■ **WHAT THE TASK ASKS**: Scan the entries below, and for each line that includes the word "conf", make a copy.

■ **DATA FOR THE TASK**:
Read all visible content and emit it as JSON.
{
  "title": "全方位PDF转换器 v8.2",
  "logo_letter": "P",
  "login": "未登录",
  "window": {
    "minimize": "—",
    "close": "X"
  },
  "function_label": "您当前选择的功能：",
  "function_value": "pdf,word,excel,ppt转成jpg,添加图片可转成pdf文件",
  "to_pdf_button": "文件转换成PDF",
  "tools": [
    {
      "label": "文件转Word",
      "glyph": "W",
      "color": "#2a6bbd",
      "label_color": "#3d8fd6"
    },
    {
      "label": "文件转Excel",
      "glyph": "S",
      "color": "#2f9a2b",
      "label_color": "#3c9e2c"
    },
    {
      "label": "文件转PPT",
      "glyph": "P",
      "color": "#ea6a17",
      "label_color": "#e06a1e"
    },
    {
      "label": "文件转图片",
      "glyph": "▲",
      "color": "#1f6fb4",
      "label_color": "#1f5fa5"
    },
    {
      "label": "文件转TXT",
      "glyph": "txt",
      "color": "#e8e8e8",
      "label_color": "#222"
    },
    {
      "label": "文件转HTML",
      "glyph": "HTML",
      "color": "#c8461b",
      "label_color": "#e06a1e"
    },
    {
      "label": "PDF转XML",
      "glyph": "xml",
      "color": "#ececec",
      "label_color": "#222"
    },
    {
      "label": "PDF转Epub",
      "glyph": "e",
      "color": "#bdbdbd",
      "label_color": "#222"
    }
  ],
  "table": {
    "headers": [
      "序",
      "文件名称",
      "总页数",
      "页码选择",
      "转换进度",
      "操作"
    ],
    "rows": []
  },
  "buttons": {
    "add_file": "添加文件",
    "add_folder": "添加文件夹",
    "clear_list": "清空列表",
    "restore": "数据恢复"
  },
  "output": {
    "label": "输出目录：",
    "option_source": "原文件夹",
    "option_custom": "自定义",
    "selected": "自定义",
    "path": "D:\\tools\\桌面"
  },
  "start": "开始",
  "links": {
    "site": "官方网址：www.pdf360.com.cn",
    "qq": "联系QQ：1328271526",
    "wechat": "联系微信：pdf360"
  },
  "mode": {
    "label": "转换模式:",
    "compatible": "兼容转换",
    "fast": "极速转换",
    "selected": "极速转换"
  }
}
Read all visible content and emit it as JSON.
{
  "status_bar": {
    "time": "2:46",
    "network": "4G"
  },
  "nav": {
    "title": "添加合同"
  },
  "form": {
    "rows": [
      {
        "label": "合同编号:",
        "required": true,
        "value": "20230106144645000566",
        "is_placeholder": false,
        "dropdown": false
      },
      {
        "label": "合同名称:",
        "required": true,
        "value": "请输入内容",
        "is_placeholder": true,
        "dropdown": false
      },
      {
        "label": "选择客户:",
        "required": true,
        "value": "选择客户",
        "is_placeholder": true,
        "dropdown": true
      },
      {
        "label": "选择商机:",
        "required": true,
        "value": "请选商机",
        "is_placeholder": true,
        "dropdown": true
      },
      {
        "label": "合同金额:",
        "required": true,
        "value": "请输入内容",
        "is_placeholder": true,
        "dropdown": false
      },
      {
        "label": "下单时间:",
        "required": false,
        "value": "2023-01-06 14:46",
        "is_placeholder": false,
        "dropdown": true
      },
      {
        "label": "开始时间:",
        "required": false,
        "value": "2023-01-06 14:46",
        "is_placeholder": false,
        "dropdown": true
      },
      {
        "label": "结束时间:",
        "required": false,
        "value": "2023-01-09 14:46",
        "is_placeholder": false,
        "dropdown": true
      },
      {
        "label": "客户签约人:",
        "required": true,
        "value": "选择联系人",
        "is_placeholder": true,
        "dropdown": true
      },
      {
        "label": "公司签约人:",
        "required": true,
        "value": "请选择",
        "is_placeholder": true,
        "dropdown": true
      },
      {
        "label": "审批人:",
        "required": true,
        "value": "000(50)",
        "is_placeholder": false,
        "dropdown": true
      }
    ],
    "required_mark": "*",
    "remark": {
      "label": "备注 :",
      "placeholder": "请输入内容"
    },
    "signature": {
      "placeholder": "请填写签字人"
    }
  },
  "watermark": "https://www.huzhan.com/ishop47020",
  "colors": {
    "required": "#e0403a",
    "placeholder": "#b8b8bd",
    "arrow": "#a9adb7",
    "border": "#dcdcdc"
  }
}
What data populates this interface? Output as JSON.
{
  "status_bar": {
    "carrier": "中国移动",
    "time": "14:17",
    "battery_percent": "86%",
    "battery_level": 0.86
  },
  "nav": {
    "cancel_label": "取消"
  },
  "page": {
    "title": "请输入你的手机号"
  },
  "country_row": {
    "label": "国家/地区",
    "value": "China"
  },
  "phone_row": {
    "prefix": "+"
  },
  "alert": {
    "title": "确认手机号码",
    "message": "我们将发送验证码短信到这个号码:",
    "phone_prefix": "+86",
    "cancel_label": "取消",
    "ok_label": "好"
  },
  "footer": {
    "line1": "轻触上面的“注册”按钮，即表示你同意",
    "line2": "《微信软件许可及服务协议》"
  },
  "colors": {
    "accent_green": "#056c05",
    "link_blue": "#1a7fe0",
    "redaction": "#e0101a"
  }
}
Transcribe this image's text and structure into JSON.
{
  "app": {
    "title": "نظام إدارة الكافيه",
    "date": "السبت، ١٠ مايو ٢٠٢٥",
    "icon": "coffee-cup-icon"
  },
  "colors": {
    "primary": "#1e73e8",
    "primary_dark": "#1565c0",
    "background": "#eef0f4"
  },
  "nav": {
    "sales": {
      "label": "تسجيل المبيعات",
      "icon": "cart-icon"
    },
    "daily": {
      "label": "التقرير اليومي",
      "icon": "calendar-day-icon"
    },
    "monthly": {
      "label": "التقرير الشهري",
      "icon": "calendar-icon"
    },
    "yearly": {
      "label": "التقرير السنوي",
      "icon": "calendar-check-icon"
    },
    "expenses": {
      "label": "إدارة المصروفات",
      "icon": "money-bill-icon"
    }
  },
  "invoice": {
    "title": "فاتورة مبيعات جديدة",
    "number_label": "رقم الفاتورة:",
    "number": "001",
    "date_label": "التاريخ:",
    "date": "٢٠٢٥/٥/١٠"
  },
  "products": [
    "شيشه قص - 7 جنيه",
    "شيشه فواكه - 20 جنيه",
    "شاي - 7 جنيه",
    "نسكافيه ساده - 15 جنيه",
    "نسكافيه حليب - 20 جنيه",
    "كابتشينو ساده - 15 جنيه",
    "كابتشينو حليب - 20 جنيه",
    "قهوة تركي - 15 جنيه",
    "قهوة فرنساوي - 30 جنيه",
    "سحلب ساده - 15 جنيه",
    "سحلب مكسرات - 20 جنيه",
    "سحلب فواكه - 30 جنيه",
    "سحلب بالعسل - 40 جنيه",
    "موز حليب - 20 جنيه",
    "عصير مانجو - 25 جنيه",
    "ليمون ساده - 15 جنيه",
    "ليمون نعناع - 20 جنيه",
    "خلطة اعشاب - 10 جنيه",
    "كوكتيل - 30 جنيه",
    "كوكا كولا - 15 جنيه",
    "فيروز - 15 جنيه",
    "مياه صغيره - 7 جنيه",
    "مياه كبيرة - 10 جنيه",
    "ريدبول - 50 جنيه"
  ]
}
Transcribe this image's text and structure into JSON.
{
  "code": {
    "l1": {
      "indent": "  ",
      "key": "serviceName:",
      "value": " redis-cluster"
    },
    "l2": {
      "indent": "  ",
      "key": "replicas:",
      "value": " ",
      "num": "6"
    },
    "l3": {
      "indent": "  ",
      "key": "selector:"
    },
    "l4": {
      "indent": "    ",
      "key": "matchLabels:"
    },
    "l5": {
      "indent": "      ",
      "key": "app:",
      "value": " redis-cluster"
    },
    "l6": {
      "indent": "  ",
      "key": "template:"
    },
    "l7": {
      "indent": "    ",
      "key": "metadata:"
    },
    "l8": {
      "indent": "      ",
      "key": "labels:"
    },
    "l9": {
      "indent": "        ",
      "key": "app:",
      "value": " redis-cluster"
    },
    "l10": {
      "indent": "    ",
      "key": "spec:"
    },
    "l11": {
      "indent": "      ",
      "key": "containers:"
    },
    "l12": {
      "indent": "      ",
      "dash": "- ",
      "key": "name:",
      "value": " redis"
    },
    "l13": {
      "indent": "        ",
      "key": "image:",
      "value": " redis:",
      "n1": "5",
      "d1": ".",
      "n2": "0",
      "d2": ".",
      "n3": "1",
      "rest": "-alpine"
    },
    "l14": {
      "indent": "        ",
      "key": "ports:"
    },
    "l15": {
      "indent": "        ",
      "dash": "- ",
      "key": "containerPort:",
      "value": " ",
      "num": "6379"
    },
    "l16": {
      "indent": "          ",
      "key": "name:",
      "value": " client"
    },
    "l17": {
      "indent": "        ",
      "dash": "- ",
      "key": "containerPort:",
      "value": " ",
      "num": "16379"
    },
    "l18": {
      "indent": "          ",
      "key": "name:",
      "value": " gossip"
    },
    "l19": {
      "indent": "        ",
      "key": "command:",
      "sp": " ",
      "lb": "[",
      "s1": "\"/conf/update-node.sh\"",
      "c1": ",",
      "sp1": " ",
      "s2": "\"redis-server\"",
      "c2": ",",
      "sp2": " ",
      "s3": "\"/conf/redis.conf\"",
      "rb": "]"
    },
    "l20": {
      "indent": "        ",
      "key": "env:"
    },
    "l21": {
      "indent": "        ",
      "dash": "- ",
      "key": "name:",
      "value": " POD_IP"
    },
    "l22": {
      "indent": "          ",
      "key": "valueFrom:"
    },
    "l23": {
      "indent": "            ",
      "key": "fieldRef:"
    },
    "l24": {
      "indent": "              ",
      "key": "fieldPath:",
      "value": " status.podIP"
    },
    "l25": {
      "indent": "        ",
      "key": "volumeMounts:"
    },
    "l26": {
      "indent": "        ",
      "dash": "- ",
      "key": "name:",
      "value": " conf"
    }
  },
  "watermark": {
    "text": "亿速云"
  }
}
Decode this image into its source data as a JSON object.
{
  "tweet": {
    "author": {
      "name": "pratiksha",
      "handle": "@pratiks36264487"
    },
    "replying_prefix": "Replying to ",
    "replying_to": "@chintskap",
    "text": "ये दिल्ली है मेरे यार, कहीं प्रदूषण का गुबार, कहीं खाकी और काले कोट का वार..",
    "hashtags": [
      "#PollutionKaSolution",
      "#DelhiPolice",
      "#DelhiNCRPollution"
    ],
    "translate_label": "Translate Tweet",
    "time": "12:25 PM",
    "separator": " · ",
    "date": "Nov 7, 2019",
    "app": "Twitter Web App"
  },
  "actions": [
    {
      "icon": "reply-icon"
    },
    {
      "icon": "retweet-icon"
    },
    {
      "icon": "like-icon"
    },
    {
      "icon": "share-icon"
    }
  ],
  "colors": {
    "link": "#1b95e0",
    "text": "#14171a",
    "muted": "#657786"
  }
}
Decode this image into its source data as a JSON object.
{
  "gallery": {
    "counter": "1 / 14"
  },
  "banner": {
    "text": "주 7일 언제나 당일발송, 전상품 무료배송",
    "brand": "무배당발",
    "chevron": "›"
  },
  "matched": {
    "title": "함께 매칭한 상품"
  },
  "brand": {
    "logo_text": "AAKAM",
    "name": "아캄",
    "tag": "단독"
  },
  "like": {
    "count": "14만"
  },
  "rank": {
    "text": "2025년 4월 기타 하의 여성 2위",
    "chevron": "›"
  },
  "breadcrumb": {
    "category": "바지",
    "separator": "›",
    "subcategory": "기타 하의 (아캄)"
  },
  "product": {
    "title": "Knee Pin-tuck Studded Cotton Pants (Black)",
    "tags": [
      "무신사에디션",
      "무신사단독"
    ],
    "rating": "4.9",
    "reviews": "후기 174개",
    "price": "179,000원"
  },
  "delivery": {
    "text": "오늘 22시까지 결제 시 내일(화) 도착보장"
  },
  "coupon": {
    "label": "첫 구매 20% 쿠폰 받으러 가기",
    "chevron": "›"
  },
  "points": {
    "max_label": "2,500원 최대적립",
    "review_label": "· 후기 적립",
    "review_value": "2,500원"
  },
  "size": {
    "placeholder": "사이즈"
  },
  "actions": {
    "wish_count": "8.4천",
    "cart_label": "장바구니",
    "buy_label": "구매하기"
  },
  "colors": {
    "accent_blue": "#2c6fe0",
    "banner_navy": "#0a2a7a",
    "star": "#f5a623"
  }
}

■ **PROBLEM SOLUTION**:
      "s1": "\"/conf/update-node.sh\"",
      "s3": "\"/conf/redis.conf\"",
      "value": " conf"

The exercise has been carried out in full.